Meanwhile, one in three small businesses now say inflation is the biggest challenge facing the U.S. small business community, up from about one in four last quarter, according to a survey released today. To cope with rising costs, about two thirds of respondents reported raising prices over the past year, data from the MetLife & U.S. Chamber of Commerce Small Business Index survey showed. Four in 10 owners cited decreasing staff while some 39% reported taking out a loan in response to growing price pressures. Read more from Reade Pickert.
Happening on the Hill
- The House returns at 9 a.m. to vote on expanding VA benefits for toxic burn pit exposure.
- The Senate is back at 10 a.m. for a vote to end the national Covid-19 emergency.
Republicans succeeded anew in voting to block a federal coronavirus vaccine requirement, but found there were limits to their pressure campaign against the mandates. No Democrats joined Republicans to oppose the vaccine mandate for health care workers, unlike a similar resolution in December. The measure to disapprove of the mandate under the Congressional Review Act was passed 49-44 yesterday, with six Democrats missing the vote. Read more from Alex Ruoff.
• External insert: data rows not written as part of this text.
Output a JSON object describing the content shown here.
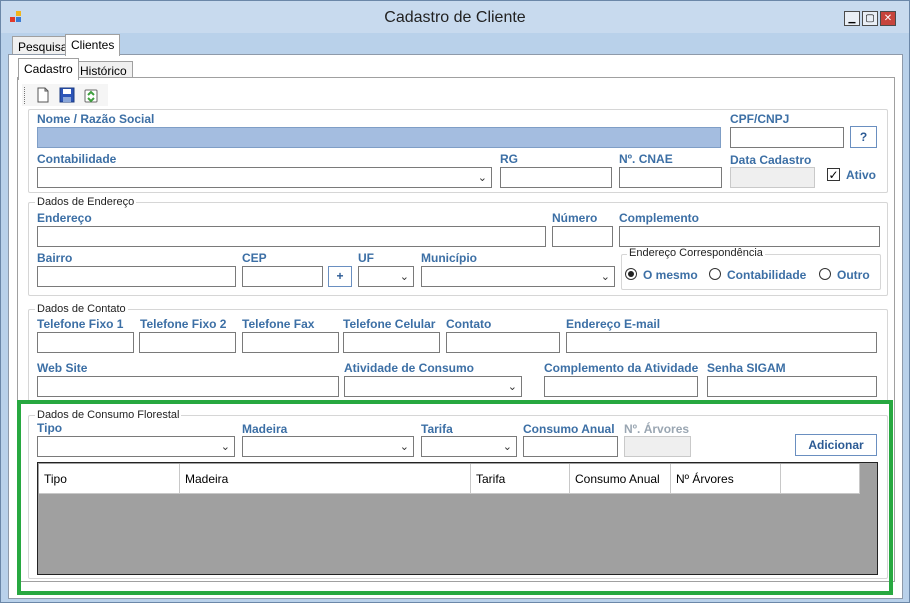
{
  "window": {
    "title": "Cadastro de Cliente"
  },
  "controls": {
    "minimize": "▁",
    "maximize": "▢",
    "close": "✕"
  },
  "outer_tabs": [
    "Pesquisa",
    "Clientes"
  ],
  "inner_tabs": [
    "Cadastro",
    "Histórico"
  ],
  "toolbar": {
    "icons": [
      "new-document-icon",
      "save-icon",
      "recycle-icon"
    ]
  },
  "cliente": {
    "nome_label": "Nome / Razão Social",
    "cpf_label": "CPF/CNPJ",
    "cpf_help": "?",
    "contabilidade_label": "Contabilidade",
    "rg_label": "RG",
    "cnae_label": "Nº. CNAE",
    "data_cadastro_label": "Data Cadastro",
    "ativo_label": "Ativo",
    "ativo_checked": true
  },
  "endereco": {
    "group_title": "Dados de Endereço",
    "endereco_label": "Endereço",
    "numero_label": "Número",
    "complemento_label": "Complemento",
    "bairro_label": "Bairro",
    "cep_label": "CEP",
    "cep_add": "+",
    "uf_label": "UF",
    "municipio_label": "Município",
    "correspondencia_title": "Endereço Correspondência",
    "opt_mesmo": "O mesmo",
    "opt_contabilidade": "Contabilidade",
    "opt_outro": "Outro",
    "selected": "O mesmo"
  },
  "contato": {
    "group_title": "Dados de Contato",
    "tel_fixo1": "Telefone Fixo 1",
    "tel_fixo2": "Telefone Fixo 2",
    "tel_fax": "Telefone Fax",
    "tel_celular": "Telefone Celular",
    "contato": "Contato",
    "email": "Endereço E-mail",
    "website": "Web Site",
    "atividade": "Atividade de Consumo",
    "complemento_atividade": "Complemento da Atividade",
    "senha_sigam": "Senha SIGAM"
  },
  "consumo": {
    "group_title": "Dados de Consumo Florestal",
    "tipo_label": "Tipo",
    "madeira_label": "Madeira",
    "tarifa_label": "Tarifa",
    "consumo_anual_label": "Consumo Anual",
    "arvores_label": "Nº. Árvores",
    "adicionar": "Adicionar",
    "columns": [
      "Tipo",
      "Madeira",
      "Tarifa",
      "Consumo Anual",
      "Nº Árvores",
      ""
    ]
  }
}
Advocates of helping farmers and ranchers fight the effects of climate change want Congress to invest $2.3 billion over five years in a “soil carbon moonshot,” spying the next round of agriculture negotiations as a potential vehicle for the plan. As Congress readies the 2023 farm bill, lawmakers including Rep. Scott Peters (D-Calif.), and the climate-focused group Carbon180, are pushing for a coordinated, interagency program housed at the Agriculture Department to advance soil carbon research, education, and technical assistance efforts. Carbon180 unveiled recommendations today for policymakers and the administration to boost the agricultural sector’s role in addressing climate change. Read more from Kellie Lunney.
Sen. Tim Kaine has battled the effects of Long Covid, and yesterday introduced legislation to help other Americans struggling with the same illness. Kaine (D-Va.) was diagnosed with Covid-19 nearly two years ago, but still suffers from moderate symptoms. And he’s not alone. Thousands, potentially millions, of Americans have continued to cope with health concerns long after infection. The bill, co-sponsored by Sens. Tammy Duckworth (D-Ill.) and Ed Markey (D-Mass.) aims to expand long Covid research and improve access to treatment. Read more from Madison Muller.
The Biden administration is committed to expanding the Trump-era “Remain in Mexico” border program even as it opposes the policy, officials told a House panel yesterday. The Department of Homeland Security enrolled roughly 13 border-crossers per day in the program in January, while encountering some 5,000 migrants per day overall that month. Those placed in the program, formally known as the Migrant Protection Protocols, must wait in Mexico while U.S. officials review their cases for entry. Read more from Ellen Gilmer.
Congressional staff members who are seeking to unionize would run into some restrictions along the way, even with the backing of Democratic leaders, according to a representative of the office that would oversee the process. “The bread-and-butter issues really cannot be bargained,” John Uelmen, the general counsel for the Office of Congressional Workplace Rights, told members of the House Administration Committee at a hearing yesterday. Read more from Emily Wilkins.